== Input ==

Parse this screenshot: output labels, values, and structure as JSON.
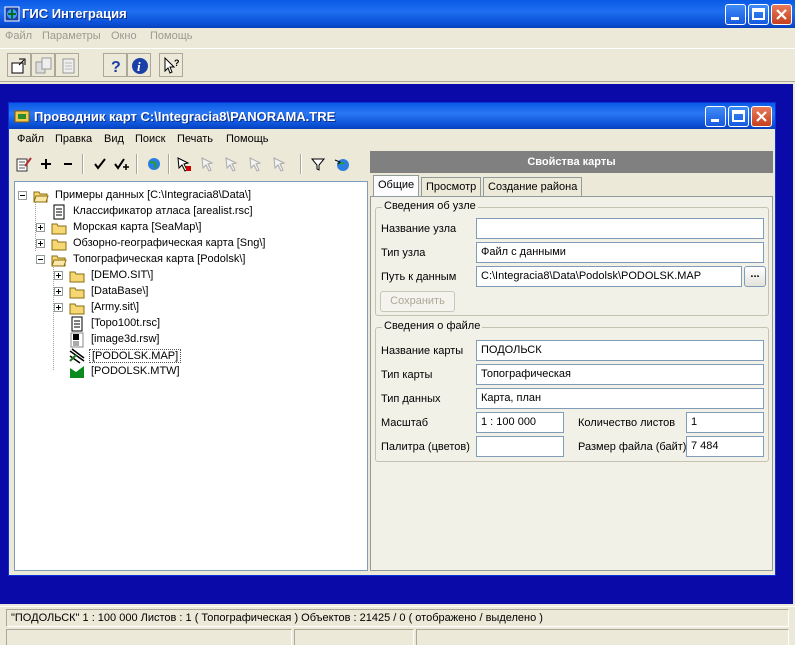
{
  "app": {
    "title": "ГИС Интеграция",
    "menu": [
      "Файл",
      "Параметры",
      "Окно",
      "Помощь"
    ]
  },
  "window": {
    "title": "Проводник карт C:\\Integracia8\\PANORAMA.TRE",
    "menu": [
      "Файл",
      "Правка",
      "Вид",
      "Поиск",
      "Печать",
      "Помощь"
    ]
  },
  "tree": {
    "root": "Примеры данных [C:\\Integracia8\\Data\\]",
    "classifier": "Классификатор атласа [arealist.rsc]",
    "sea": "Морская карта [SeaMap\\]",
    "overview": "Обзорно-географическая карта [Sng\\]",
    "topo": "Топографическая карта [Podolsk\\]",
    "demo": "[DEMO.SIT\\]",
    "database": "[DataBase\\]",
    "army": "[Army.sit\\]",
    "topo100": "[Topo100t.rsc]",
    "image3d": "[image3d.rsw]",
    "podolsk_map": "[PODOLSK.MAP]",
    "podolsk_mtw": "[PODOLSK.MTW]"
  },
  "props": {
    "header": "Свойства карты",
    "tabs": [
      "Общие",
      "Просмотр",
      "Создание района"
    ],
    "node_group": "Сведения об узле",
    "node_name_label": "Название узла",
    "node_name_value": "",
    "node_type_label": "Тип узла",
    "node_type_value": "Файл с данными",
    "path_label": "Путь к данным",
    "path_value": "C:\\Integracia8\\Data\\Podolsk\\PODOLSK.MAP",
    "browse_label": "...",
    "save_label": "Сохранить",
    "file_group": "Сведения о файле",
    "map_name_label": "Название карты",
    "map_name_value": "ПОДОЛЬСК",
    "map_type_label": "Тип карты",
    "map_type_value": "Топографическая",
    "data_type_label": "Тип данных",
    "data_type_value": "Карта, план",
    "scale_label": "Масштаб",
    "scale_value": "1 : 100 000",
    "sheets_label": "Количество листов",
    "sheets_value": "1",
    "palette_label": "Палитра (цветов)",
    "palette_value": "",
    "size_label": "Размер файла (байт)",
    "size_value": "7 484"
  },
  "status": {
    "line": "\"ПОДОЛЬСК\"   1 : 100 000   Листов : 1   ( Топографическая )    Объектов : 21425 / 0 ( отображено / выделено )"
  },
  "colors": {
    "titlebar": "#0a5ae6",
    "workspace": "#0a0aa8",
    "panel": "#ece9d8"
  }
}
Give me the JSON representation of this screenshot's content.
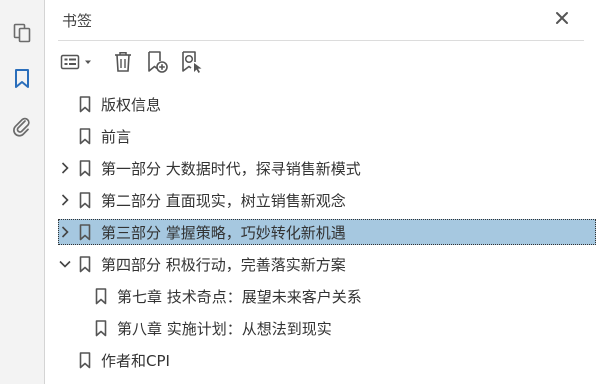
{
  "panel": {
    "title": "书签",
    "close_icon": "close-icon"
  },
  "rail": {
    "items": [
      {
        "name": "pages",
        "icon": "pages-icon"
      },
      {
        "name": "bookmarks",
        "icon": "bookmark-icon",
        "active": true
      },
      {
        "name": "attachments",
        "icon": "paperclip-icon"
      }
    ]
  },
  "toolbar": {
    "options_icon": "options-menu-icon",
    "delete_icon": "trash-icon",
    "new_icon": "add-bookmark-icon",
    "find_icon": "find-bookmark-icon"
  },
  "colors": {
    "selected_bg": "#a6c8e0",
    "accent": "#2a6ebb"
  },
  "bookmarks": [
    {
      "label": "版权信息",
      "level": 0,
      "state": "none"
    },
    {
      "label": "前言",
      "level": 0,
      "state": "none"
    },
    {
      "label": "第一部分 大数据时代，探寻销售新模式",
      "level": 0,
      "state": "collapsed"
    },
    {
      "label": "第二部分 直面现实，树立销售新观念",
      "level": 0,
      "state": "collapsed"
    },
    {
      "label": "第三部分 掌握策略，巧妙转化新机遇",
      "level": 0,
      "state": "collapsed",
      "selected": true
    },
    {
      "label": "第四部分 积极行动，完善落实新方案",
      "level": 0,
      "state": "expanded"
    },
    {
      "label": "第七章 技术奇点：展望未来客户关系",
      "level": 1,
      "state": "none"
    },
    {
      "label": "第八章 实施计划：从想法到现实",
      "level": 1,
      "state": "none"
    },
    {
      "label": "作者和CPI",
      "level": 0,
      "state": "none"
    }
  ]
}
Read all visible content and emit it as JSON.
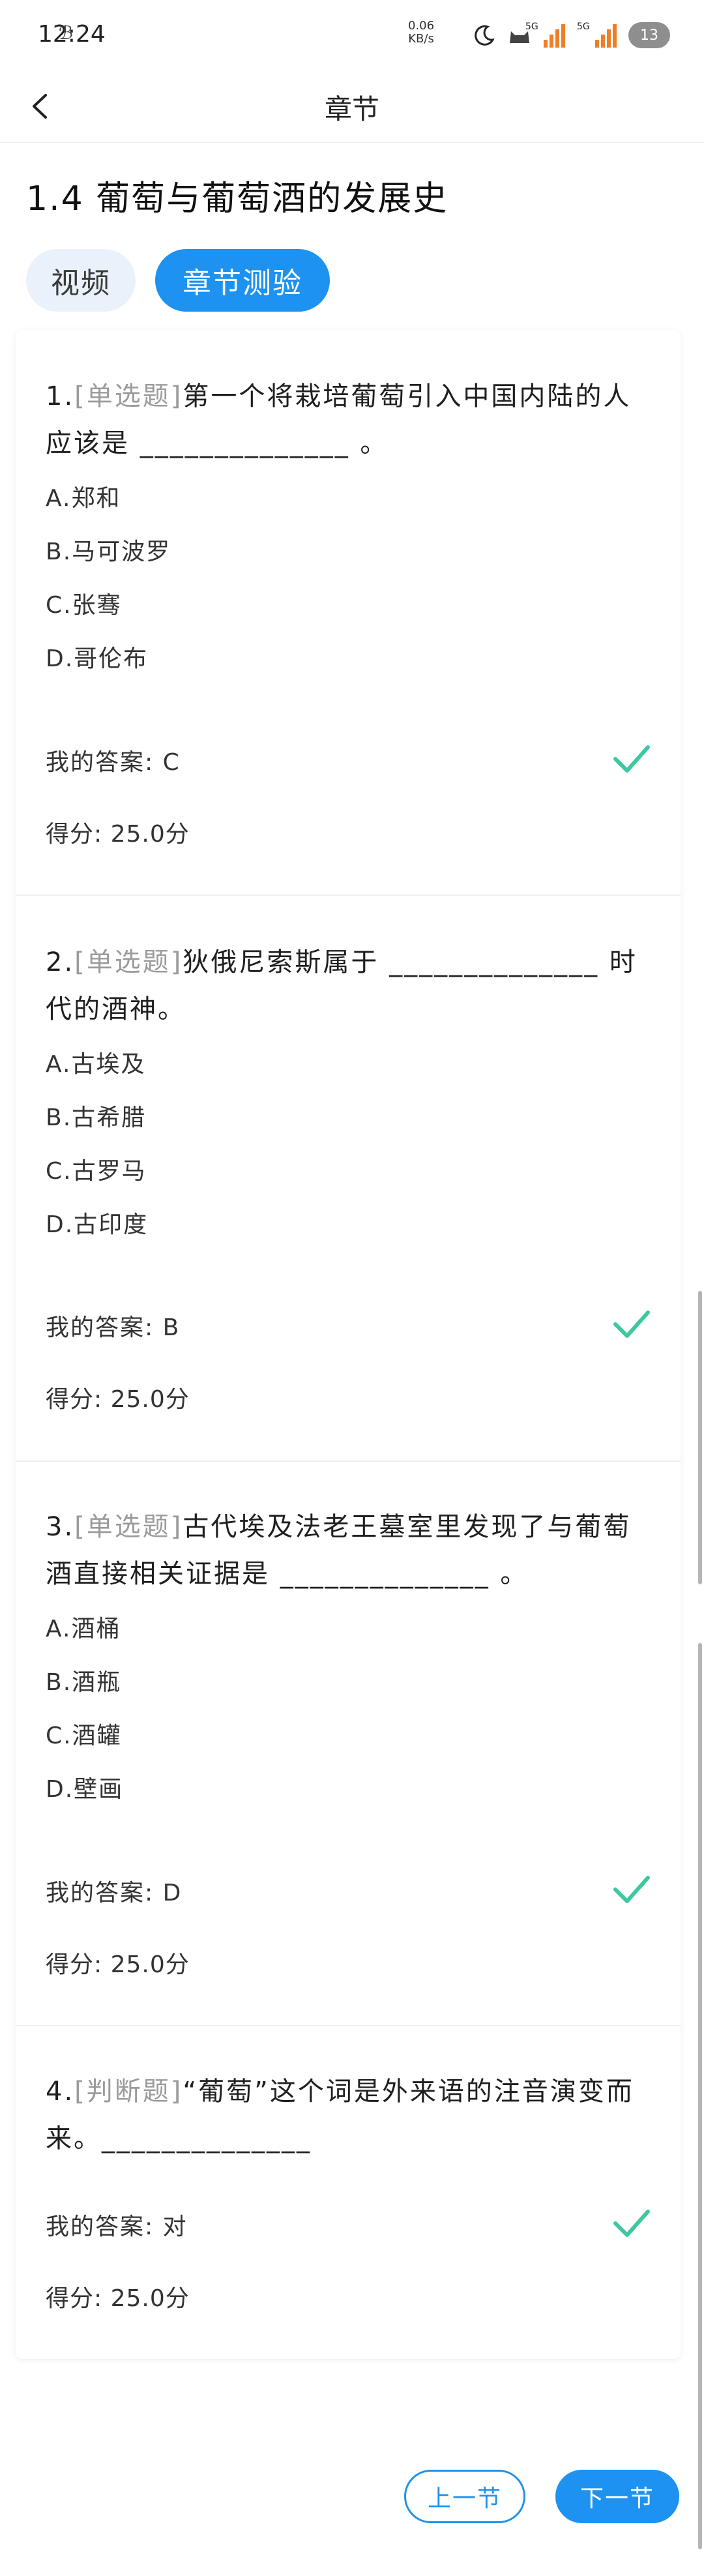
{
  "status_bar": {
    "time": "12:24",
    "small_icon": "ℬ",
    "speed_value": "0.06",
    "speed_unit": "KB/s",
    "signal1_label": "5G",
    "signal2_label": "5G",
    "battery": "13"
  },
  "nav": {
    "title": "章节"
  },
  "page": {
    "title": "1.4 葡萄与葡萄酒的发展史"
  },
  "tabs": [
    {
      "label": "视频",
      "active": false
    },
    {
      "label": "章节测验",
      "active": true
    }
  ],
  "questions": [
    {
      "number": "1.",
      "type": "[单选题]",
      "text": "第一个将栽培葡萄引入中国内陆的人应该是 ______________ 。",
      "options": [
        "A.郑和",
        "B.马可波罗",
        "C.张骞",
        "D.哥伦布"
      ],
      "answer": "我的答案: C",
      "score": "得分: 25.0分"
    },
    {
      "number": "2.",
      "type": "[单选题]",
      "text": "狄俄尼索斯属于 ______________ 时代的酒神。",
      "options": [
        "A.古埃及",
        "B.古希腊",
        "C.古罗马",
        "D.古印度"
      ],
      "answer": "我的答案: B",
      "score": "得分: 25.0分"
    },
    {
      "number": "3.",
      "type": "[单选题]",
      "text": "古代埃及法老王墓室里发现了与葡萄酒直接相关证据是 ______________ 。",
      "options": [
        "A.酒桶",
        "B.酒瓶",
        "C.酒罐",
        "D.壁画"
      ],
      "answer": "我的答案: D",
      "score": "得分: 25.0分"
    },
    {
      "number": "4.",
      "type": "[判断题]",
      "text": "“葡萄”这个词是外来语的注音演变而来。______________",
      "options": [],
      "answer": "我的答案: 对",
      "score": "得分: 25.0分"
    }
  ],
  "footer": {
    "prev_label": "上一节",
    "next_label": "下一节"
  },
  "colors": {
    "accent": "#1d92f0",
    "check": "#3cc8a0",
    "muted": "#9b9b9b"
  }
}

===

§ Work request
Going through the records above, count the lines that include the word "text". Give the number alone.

§ Task response
4